## Your objective
You are asked to filter the data below and copy every line holding "title".
#### Material for this exercise ####
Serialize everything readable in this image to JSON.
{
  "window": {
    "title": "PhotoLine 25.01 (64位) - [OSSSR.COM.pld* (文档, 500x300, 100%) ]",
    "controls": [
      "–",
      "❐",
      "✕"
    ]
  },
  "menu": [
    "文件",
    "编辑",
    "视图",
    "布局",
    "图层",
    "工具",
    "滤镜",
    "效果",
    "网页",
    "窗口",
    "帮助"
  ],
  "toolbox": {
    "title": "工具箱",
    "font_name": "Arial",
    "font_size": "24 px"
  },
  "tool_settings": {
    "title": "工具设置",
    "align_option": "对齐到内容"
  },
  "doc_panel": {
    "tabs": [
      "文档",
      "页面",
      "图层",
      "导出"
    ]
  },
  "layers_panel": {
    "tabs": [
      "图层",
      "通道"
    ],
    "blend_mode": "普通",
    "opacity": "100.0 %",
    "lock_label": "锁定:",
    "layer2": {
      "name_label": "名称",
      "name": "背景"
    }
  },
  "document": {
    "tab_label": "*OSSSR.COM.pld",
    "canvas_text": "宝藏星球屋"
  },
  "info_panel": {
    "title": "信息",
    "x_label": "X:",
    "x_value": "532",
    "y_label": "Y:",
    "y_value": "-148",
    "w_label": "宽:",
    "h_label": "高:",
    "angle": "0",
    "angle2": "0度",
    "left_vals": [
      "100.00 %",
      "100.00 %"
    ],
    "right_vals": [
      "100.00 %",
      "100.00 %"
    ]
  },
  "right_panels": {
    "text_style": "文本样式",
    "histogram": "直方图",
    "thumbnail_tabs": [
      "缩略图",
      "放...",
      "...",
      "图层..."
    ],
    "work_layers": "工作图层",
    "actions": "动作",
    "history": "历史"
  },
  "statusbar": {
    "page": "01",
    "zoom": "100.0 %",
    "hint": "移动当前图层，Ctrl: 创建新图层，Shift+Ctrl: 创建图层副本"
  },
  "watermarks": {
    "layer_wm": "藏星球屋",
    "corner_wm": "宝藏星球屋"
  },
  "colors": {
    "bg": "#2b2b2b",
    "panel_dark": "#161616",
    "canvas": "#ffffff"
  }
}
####
## Answer box
    "title": "PhotoLine 25.01 (64位) - [OSSSR.COM.pld* (文档, 500x300, 100%) ]",
    "title": "工具箱",
    "title": "工具设置",
    "title": "信息",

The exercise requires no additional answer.